Find all the lines in the material below with the word "data", and copy them.

__________________________________________________

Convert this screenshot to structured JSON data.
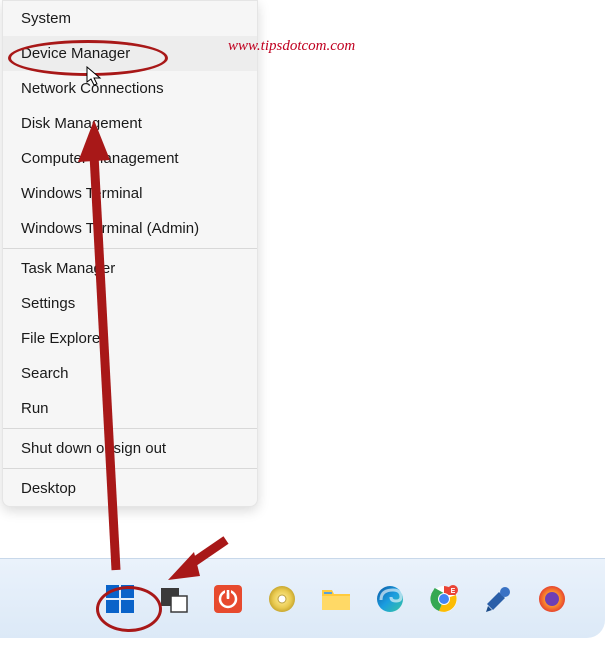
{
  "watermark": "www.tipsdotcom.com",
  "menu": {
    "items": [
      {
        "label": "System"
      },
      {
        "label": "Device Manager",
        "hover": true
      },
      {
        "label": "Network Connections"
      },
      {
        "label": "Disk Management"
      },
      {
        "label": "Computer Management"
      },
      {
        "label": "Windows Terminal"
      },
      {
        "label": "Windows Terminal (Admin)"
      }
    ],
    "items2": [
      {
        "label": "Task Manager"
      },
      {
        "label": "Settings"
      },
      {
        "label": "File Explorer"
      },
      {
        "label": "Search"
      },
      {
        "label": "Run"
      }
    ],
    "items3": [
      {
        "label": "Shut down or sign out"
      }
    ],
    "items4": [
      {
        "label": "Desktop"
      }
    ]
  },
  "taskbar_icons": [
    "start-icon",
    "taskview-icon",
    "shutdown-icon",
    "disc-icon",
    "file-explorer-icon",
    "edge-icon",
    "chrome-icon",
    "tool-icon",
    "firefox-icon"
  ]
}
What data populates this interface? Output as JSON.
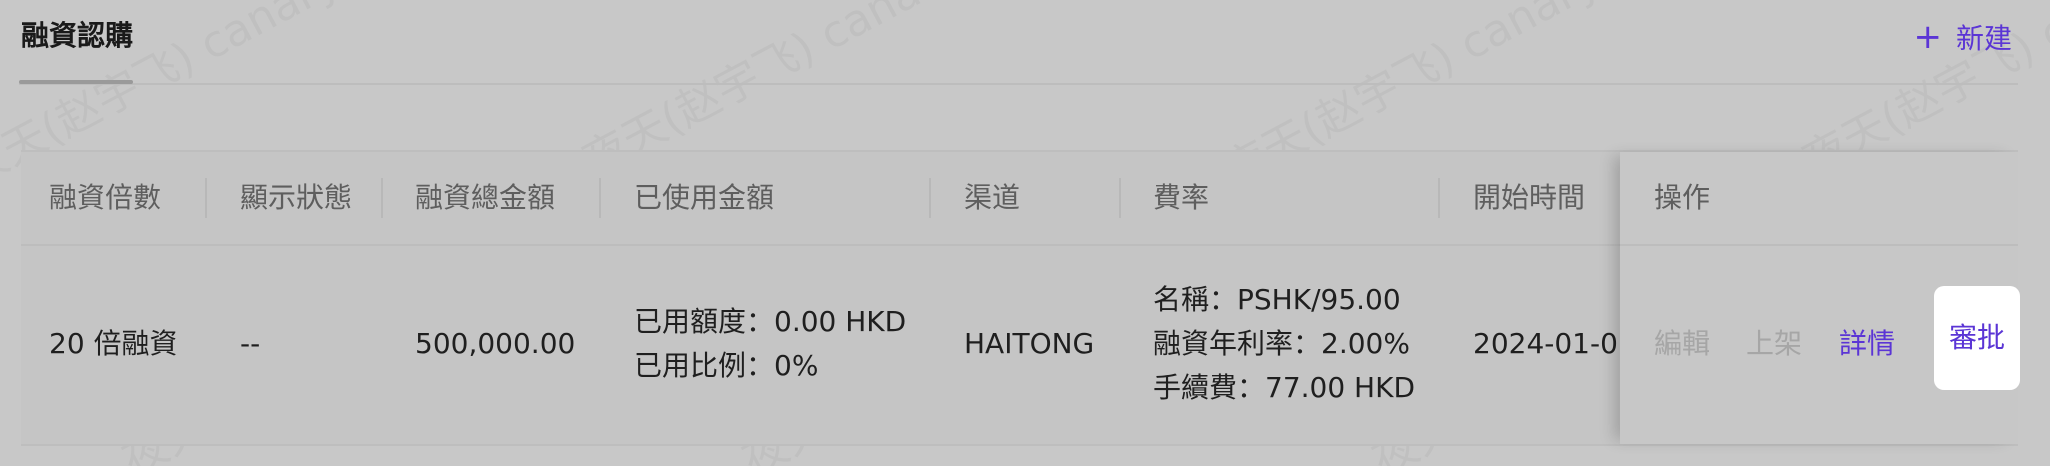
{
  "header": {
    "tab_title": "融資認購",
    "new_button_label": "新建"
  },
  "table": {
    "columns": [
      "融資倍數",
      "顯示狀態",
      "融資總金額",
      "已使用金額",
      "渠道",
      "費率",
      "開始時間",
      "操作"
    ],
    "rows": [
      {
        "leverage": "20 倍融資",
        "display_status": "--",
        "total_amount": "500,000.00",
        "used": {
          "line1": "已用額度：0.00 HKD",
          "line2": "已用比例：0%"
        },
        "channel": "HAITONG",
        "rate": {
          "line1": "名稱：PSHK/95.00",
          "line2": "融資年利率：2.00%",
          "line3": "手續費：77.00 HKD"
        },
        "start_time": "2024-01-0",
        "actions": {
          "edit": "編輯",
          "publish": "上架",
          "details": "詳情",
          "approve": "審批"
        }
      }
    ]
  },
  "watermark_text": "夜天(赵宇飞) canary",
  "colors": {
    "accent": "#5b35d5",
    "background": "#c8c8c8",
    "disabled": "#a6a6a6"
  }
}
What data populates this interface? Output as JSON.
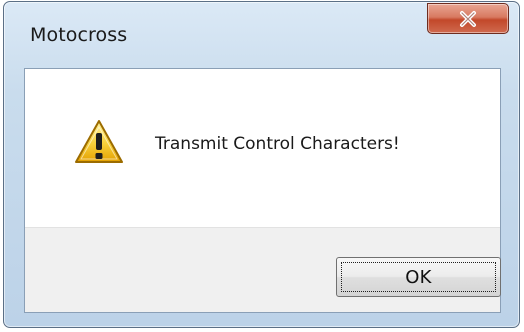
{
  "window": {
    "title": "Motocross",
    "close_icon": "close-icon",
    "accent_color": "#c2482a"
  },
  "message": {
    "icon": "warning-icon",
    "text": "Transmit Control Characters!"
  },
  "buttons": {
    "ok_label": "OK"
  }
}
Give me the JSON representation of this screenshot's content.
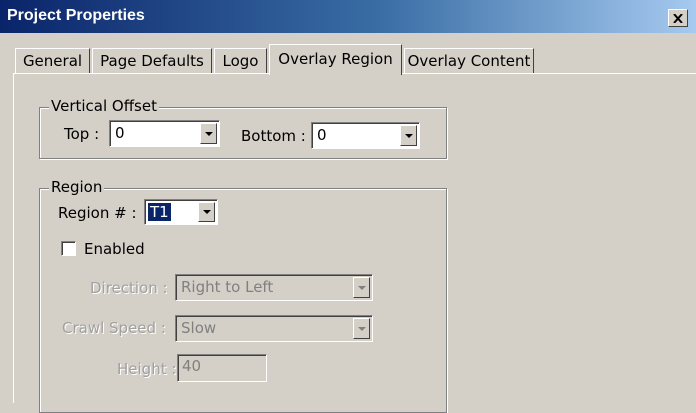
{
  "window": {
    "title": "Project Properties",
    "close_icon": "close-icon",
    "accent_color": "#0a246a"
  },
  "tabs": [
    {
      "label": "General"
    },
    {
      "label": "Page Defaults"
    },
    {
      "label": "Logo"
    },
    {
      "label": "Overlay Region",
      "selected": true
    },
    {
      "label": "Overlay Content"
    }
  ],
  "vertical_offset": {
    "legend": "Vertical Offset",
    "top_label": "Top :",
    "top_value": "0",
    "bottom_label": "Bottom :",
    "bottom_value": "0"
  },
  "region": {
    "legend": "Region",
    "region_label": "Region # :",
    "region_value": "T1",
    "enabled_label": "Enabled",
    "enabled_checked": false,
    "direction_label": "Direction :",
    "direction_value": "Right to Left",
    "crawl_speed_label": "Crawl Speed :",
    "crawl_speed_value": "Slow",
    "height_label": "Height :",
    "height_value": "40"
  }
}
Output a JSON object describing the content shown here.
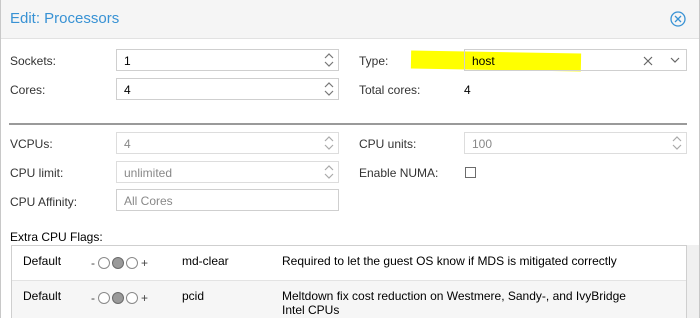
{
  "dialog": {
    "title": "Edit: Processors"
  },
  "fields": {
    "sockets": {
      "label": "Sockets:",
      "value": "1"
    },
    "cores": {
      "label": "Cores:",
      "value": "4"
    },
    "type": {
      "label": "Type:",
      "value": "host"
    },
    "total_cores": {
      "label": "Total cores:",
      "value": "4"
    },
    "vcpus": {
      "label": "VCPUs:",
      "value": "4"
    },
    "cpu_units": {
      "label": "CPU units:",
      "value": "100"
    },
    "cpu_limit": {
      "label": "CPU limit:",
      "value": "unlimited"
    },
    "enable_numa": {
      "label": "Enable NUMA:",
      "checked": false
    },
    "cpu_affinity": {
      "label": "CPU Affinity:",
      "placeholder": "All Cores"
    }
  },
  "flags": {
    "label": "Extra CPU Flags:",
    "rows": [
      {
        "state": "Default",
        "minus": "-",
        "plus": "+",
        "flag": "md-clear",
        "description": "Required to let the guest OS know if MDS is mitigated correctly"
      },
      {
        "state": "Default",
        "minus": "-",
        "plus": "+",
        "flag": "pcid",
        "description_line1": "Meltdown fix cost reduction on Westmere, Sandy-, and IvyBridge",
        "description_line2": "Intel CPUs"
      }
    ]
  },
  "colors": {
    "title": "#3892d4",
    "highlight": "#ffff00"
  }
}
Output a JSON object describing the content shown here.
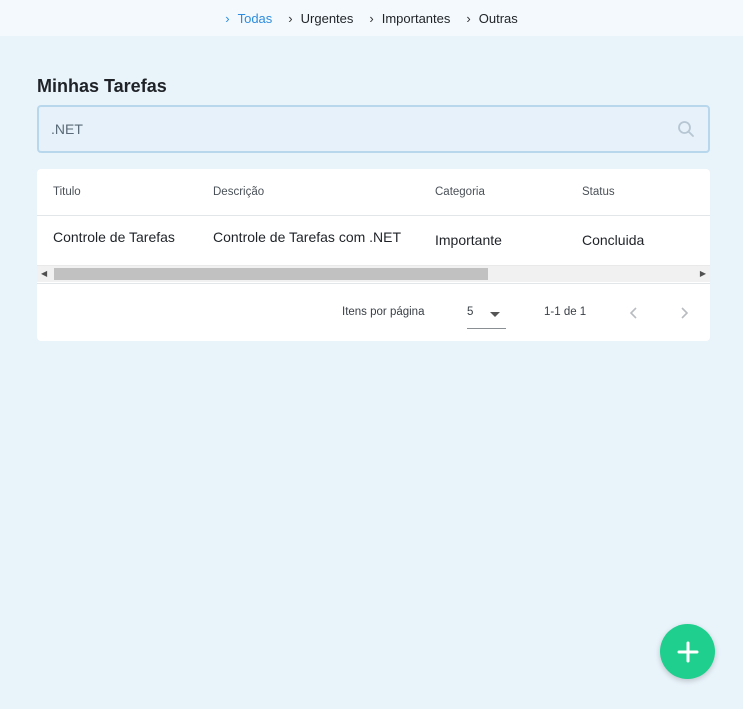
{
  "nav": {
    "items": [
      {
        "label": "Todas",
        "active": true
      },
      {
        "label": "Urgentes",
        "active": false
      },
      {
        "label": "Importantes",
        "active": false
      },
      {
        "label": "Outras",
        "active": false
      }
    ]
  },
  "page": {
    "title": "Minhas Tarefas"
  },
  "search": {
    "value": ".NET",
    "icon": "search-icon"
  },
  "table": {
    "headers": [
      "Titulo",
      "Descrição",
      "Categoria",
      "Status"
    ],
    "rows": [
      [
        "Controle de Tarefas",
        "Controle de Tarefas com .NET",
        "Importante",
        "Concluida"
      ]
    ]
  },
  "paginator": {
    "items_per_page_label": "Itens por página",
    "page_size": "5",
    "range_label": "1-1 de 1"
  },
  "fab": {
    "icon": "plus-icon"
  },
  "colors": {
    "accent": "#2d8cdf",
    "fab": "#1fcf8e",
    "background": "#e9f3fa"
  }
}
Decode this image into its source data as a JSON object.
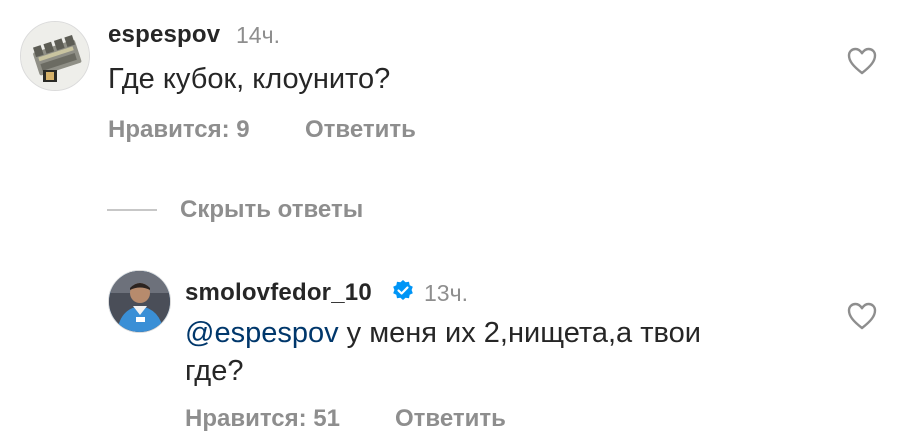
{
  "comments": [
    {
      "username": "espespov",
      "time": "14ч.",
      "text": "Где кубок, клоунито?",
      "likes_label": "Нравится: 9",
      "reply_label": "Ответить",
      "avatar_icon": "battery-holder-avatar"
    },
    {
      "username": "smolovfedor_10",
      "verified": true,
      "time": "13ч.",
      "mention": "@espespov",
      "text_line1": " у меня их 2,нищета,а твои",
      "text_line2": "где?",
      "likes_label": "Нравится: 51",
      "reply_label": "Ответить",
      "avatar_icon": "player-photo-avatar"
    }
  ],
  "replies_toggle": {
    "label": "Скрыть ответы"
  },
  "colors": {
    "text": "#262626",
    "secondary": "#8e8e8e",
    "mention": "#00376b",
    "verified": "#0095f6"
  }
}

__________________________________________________

**Solution to the problem**:
Convert this screenshot to structured JSON data.
What data populates this interface? Output as JSON.
What data populates this interface? Output as JSON.
Decode this image into its source data as a JSON object.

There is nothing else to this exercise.